The Path to A Less Anxious Mind and Body (Part Two)

In the previous post, I discussed the impact of thoughts on anxiety, and now want to discuss the part 2 of the misery trifecta – the body.

In recent years, therapy interventions that focus on the body have become much more popular. Many people have heard of the book The Body Keeps The Score by Bessel Van der Kolk, and have maybe heard of polyvagal theory or Somatic Experiencing. Therapeutic techniques or theories that focus on the body and the nervous system are considered “bottom up” because they focus the body and then brain, and there is much to gain from the bottom up, body focused perspective. 

The way I like to think of it is that the mind and the body are continuously influencing each other – if we have upsetting experiences or thoughts, our body responds with tension, increased heartrate etc. Then the mind notices that the body is exhibiting anxious arousal and thinks “Oh crap! There must be a problem!” and focuses on looking for the problem to be alarmed about.  It’s useful to practice settling the body using nervous system, because doing so nudges the mind and body to switch more into relaxation mode.

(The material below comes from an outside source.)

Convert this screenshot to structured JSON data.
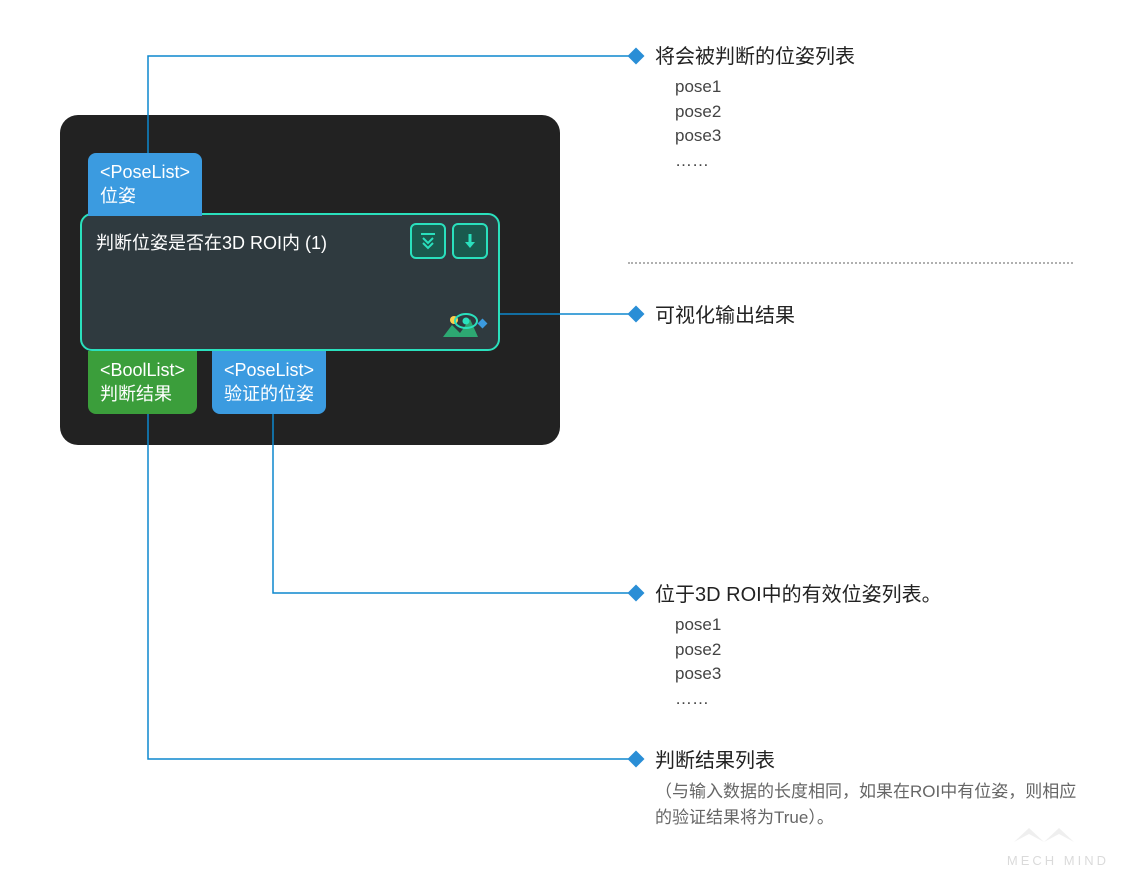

Basic body/somatic practices I use with clients include breathwork, body scan, and polyvagal massage. (More on polyvagal theory and practice in another post). While doing any of these practices can immediately provide a bit of relief, none of these are instantaneous and permanent fixes. Like building any kind of habit, these take practice and consistency. My analogy is that you can’t expect to go from being sedentary and out of shape one day, and then competing in a triathlon the next day. We need to practice and gently build that muscle. The good news is that we don’t have to go to the gym and sweat for hours! These practices are easy, and really take just minutes a day to start.  

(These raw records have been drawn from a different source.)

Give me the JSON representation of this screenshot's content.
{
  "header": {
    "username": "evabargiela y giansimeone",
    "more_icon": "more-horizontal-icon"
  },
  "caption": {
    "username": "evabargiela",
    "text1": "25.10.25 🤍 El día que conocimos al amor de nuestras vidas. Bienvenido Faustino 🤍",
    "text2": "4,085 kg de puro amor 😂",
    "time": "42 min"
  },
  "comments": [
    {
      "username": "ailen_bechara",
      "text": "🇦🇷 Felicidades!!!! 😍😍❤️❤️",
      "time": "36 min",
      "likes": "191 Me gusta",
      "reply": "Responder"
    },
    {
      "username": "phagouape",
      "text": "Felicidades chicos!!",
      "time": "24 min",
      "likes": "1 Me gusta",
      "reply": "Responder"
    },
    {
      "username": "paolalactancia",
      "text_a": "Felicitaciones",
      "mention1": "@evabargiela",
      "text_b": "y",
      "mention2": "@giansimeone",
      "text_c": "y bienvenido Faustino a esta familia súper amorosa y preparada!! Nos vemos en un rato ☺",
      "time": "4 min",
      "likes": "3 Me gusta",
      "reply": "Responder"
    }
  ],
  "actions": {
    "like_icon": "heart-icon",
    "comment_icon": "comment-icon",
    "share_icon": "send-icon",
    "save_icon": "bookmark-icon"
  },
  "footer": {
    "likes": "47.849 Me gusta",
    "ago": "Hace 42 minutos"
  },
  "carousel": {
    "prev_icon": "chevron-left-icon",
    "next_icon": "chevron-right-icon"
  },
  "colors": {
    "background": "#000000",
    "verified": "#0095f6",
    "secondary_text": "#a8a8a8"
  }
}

A word of caution, however. For people who are extremely anxious and/or have significant trauma histories, “relaxing” may feel unsafe and abnormal, so working with a therapist skilled in helping people regulate their nervous systems while learning to be less anxious is a good idea. 


We all do it. Most of us aren’t doing it well. As with beginning to notice our thoughts, breathwork begins with noticing our breathing, especially if we are holding our breath or breathing shallowly. It’s normal to hold our breath when we are anticipating something or are scared. It’s also unhelpful. Just learning to check for breath-holding and correcting that with a few deep, slow breaths is very good start. Regular daily practice of simple breathwork is solid gold. Check out the youtube 2 minute “bubble breath” exercise in the resource section of my website. There are tons of these out there to choose from. Find one that appeals to you. 

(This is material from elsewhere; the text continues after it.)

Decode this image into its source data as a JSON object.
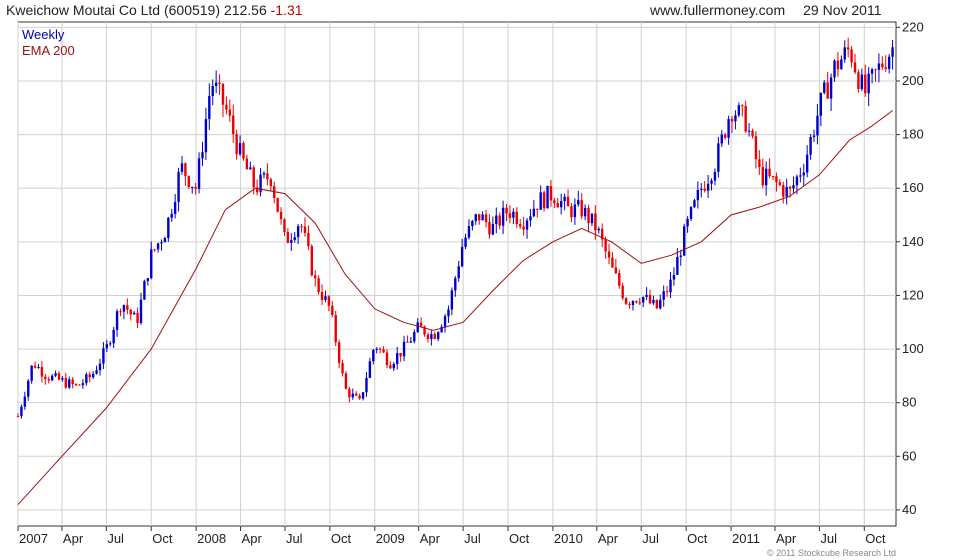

I also love the Breathly app. It’s free, easy to access from an icon on your phone and super-easy to do. Just tap open the app, choose from a few settings and watch the expanding and contracting image that lets you effortlessly follow the breathing pattern.  For those not familiar with breath work, starting with the 4-4-4 breath is best. If you notice you get breathless or lightheaded when practicing, this is proof that you need to breath better! Go gently and build those literal muscles, explore the feeling of expanding the ribcage and diaphragm with breath.

I recommend choosing a time each day, even setting an alarm, to do the few minutes of breathing practice. I have had clients who found gifs to put on their computer desktop at work and found that extremely helpful. 

Body scan

The body scan is a mindfulness meditation that involves simply noticing sensations in the body as they are occurring. This is my favorite way of settling the nervous system, and it is so simple to do. It has a two-fold purpose – getting literally “out of our heads” and into our bodies and being in the present moment. Us anxious folks tend to be stuck in our heads, ruminating over past events, or worrying about the future. We are often disconnected from our bodies.

We cannot simultaneously be attending, with curiosity and interest, to what sensations we can observe in our left foot and be worrying about tomorrow. We certainly will find ourselves having drifted off the path and not paying attention to the sensation in our foot, but this is not a failure, it’s simply part of the process. This is a great practice to try laying down, maybe before bed. Just search “10 minute body scan” on YouTube and find one that appeals to you. 

Polyvagal massage 

Another effective, simple way relax the nervous system. I won’t bother to try and explain it in this post, just know that these practices are intended to cue your nervous system to the “rest/digest” mode instead of the “fight/flight/freeze” mode. And again, they are easy and take just minutes. I recently found this therapist and youtube content creator, Calm with Kyle. I have personally had good results using these techniques, and my clients are finding benefit as well. Just give them a try for things like chronic tension in the jaw and face and overall tension. These are simple, gentle massages of the face and ears. Here is a starter video to check out. 


In the next post, I will round out the trifecta of anxiety-perpetuating factor, and discuss the involvement of behaviors and habits on anxiety.